> **Assignment**:
Reproduce the records. Keep every word exact and include no images.

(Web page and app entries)
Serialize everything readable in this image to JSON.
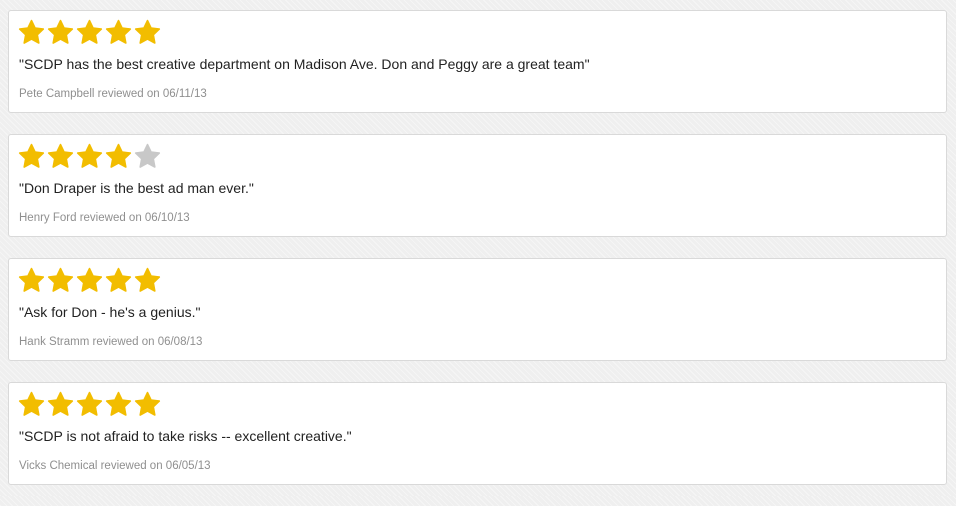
{
  "colors": {
    "star_filled": "#F2BD00",
    "star_empty": "#C8C8C8"
  },
  "reviews": [
    {
      "rating": 5,
      "max_rating": 5,
      "quote": "\"SCDP has the best creative department on Madison Ave. Don and Peggy are a great team\"",
      "meta": "Pete Campbell reviewed on 06/11/13"
    },
    {
      "rating": 4,
      "max_rating": 5,
      "quote": "\"Don Draper is the best ad man ever.\"",
      "meta": "Henry Ford reviewed on 06/10/13"
    },
    {
      "rating": 5,
      "max_rating": 5,
      "quote": "\"Ask for Don - he's a genius.\"",
      "meta": "Hank Stramm reviewed on 06/08/13"
    },
    {
      "rating": 5,
      "max_rating": 5,
      "quote": "\"SCDP is not afraid to take risks -- excellent creative.\"",
      "meta": "Vicks Chemical reviewed on 06/05/13"
    }
  ]
}
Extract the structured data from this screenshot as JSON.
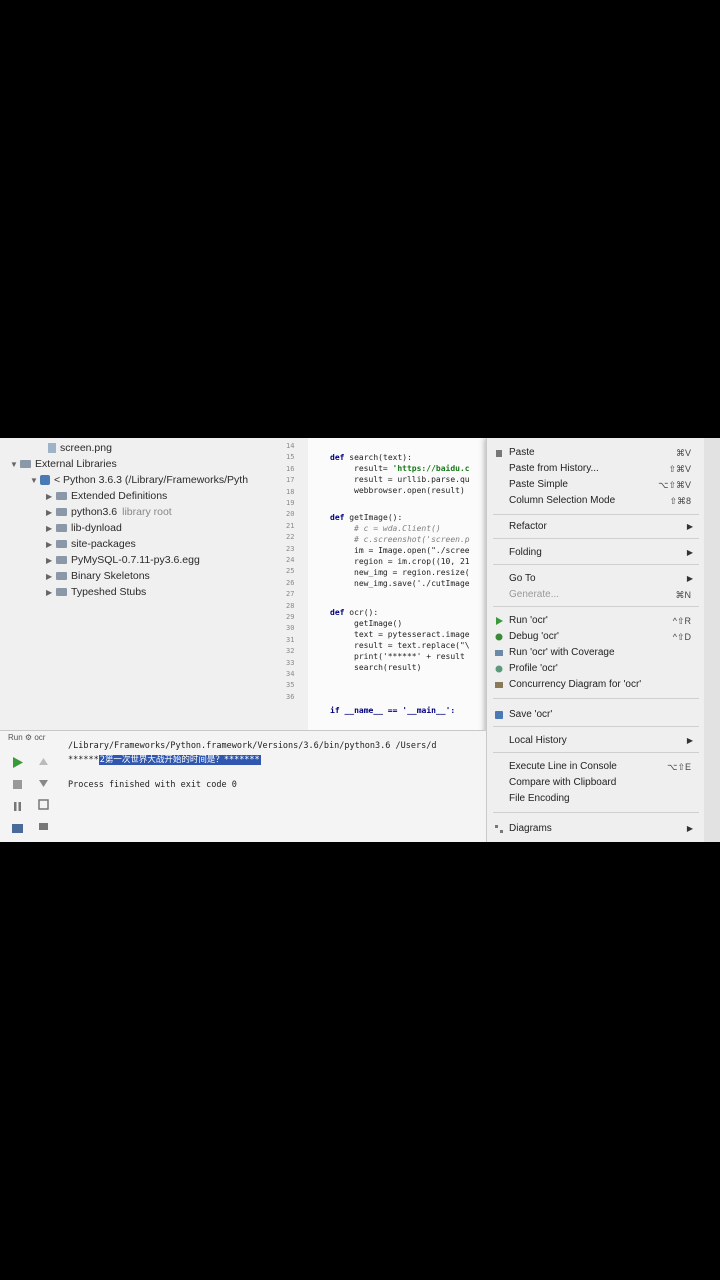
{
  "tree": {
    "screen_file": "screen.png",
    "external_libraries": "External Libraries",
    "python_sdk": "< Python 3.6.3 (/Library/Frameworks/Pyth",
    "children": [
      {
        "label": "Extended Definitions",
        "extra": ""
      },
      {
        "label": "python3.6",
        "extra": "library root"
      },
      {
        "label": "lib-dynload",
        "extra": ""
      },
      {
        "label": "site-packages",
        "extra": ""
      },
      {
        "label": "PyMySQL-0.7.11-py3.6.egg",
        "extra": ""
      },
      {
        "label": "Binary Skeletons",
        "extra": ""
      },
      {
        "label": "Typeshed Stubs",
        "extra": ""
      }
    ]
  },
  "gutter": [
    "14",
    "15",
    "16",
    "17",
    "18",
    "19",
    "20",
    "21",
    "22",
    "23",
    "24",
    "25",
    "26",
    "27",
    "28",
    "29",
    "30",
    "31",
    "32",
    "33",
    "34",
    "35",
    "36"
  ],
  "code": {
    "l15": "search(text):",
    "l16a": "result= ",
    "l16b": "'https://baidu.c",
    "l17": "result = urllib.parse.qu",
    "l18": "webbrowser.open(result)",
    "l20": "getImage():",
    "l21": "# c = wda.Client()",
    "l22": "# c.screenshot('screen.p",
    "l23": "im = Image.open(\"./scree",
    "l24": "region = im.crop((10, 21",
    "l25": "new_img = region.resize(",
    "l26": "new_img.save('./cutImage",
    "l28": "ocr():",
    "l29": "getImage()",
    "l30": "text = pytesseract.image",
    "l31": "result = text.replace(\"\\",
    "l32": "print('******' + result",
    "l33": "search(result)",
    "l36": "if __name__ == '__main__':",
    "kw_def": "def"
  },
  "menu": {
    "items": [
      {
        "label": "Paste",
        "shortcut": "⌘V"
      },
      {
        "label": "Paste from History...",
        "shortcut": "⇧⌘V"
      },
      {
        "label": "Paste Simple",
        "shortcut": "⌥⇧⌘V"
      },
      {
        "label": "Column Selection Mode",
        "shortcut": "⇧⌘8"
      },
      {
        "label": "Refactor",
        "shortcut": ""
      },
      {
        "label": "Folding",
        "shortcut": ""
      },
      {
        "label": "Go To",
        "shortcut": ""
      },
      {
        "label": "Generate...",
        "shortcut": "⌘N"
      },
      {
        "label": "Run 'ocr'",
        "shortcut": "^⇧R"
      },
      {
        "label": "Debug 'ocr'",
        "shortcut": "^⇧D"
      },
      {
        "label": "Run 'ocr' with Coverage",
        "shortcut": ""
      },
      {
        "label": "Profile 'ocr'",
        "shortcut": ""
      },
      {
        "label": "Concurrency Diagram for 'ocr'",
        "shortcut": ""
      },
      {
        "label": "Save 'ocr'",
        "shortcut": ""
      },
      {
        "label": "Local History",
        "shortcut": ""
      },
      {
        "label": "Execute Line in Console",
        "shortcut": "⌥⇧E"
      },
      {
        "label": "Compare with Clipboard",
        "shortcut": ""
      },
      {
        "label": "File Encoding",
        "shortcut": ""
      },
      {
        "label": "Diagrams",
        "shortcut": ""
      }
    ]
  },
  "run": {
    "title": "Run",
    "config": "ocr",
    "cmd": "/Library/Frameworks/Python.framework/Versions/3.6/bin/python3.6 /Users/d",
    "output_prefix": "******",
    "output_highlight": "2第一次世界大战开始的时间是？*******",
    "finished": "Process finished with exit code 0"
  },
  "colors": {
    "selection": "#2f57b0",
    "keyword": "#000080",
    "string": "#1a7a1a",
    "run_green": "#3a9a3a"
  }
}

> **Written solution**:
Serialize everything readable in this image to JSON.
{
  "colors": {
    "star_filled": "#F2BD00",
    "star_empty": "#C8C8C8"
  },
  "reviews": [
    {
      "rating": 5,
      "max_rating": 5,
      "quote": "\"SCDP has the best creative department on Madison Ave. Don and Peggy are a great team\"",
      "meta": "Pete Campbell reviewed on 06/11/13"
    },
    {
      "rating": 4,
      "max_rating": 5,
      "quote": "\"Don Draper is the best ad man ever.\"",
      "meta": "Henry Ford reviewed on 06/10/13"
    },
    {
      "rating": 5,
      "max_rating": 5,
      "quote": "\"Ask for Don - he's a genius.\"",
      "meta": "Hank Stramm reviewed on 06/08/13"
    },
    {
      "rating": 5,
      "max_rating": 5,
      "quote": "\"SCDP is not afraid to take risks -- excellent creative.\"",
      "meta": "Vicks Chemical reviewed on 06/05/13"
    }
  ]
}
Extract the structured data from this screenshot as JSON.
{
  "tree": {
    "screen_file": "screen.png",
    "external_libraries": "External Libraries",
    "python_sdk": "< Python 3.6.3 (/Library/Frameworks/Pyth",
    "children": [
      {
        "label": "Extended Definitions",
        "extra": ""
      },
      {
        "label": "python3.6",
        "extra": "library root"
      },
      {
        "label": "lib-dynload",
        "extra": ""
      },
      {
        "label": "site-packages",
        "extra": ""
      },
      {
        "label": "PyMySQL-0.7.11-py3.6.egg",
        "extra": ""
      },
      {
        "label": "Binary Skeletons",
        "extra": ""
      },
      {
        "label": "Typeshed Stubs",
        "extra": ""
      }
    ]
  },
  "gutter": [
    "14",
    "15",
    "16",
    "17",
    "18",
    "19",
    "20",
    "21",
    "22",
    "23",
    "24",
    "25",
    "26",
    "27",
    "28",
    "29",
    "30",
    "31",
    "32",
    "33",
    "34",
    "35",
    "36"
  ],
  "code": {
    "l15": "search(text):",
    "l16a": "result= ",
    "l16b": "'https://baidu.c",
    "l17": "result = urllib.parse.qu",
    "l18": "webbrowser.open(result)",
    "l20": "getImage():",
    "l21": "# c = wda.Client()",
    "l22": "# c.screenshot('screen.p",
    "l23": "im = Image.open(\"./scree",
    "l24": "region = im.crop((10, 21",
    "l25": "new_img = region.resize(",
    "l26": "new_img.save('./cutImage",
    "l28": "ocr():",
    "l29": "getImage()",
    "l30": "text = pytesseract.image",
    "l31": "result = text.replace(\"\\",
    "l32": "print('******' + result",
    "l33": "search(result)",
    "l36": "if __name__ == '__main__':",
    "kw_def": "def"
  },
  "menu": {
    "items": [
      {
        "label": "Paste",
        "shortcut": "⌘V"
      },
      {
        "label": "Paste from History...",
        "shortcut": "⇧⌘V"
      },
      {
        "label": "Paste Simple",
        "shortcut": "⌥⇧⌘V"
      },
      {
        "label": "Column Selection Mode",
        "shortcut": "⇧⌘8"
      },
      {
        "label": "Refactor",
        "shortcut": ""
      },
      {
        "label": "Folding",
        "shortcut": ""
      },
      {
        "label": "Go To",
        "shortcut": ""
      },
      {
        "label": "Generate...",
        "shortcut": "⌘N"
      },
      {
        "label": "Run 'ocr'",
        "shortcut": "^⇧R"
      },
      {
        "label": "Debug 'ocr'",
        "shortcut": "^⇧D"
      },
      {
        "label": "Run 'ocr' with Coverage",
        "shortcut": ""
      },
      {
        "label": "Profile 'ocr'",
        "shortcut": ""
      },
      {
        "label": "Concurrency Diagram for 'ocr'",
        "shortcut": ""
      },
      {
        "label": "Save 'ocr'",
        "shortcut": ""
      },
      {
        "label": "Local History",
        "shortcut": ""
      },
      {
        "label": "Execute Line in Console",
        "shortcut": "⌥⇧E"
      },
      {
        "label": "Compare with Clipboard",
        "shortcut": ""
      },
      {
        "label": "File Encoding",
        "shortcut": ""
      },
      {
        "label": "Diagrams",
        "shortcut": ""
      }
    ]
  },
  "run": {
    "title": "Run",
    "config": "ocr",
    "cmd": "/Library/Frameworks/Python.framework/Versions/3.6/bin/python3.6 /Users/d",
    "output_prefix": "******",
    "output_highlight": "2第一次世界大战开始的时间是？*******",
    "finished": "Process finished with exit code 0"
  },
  "colors": {
    "selection": "#2f57b0",
    "keyword": "#000080",
    "string": "#1a7a1a",
    "run_green": "#3a9a3a"
  }
}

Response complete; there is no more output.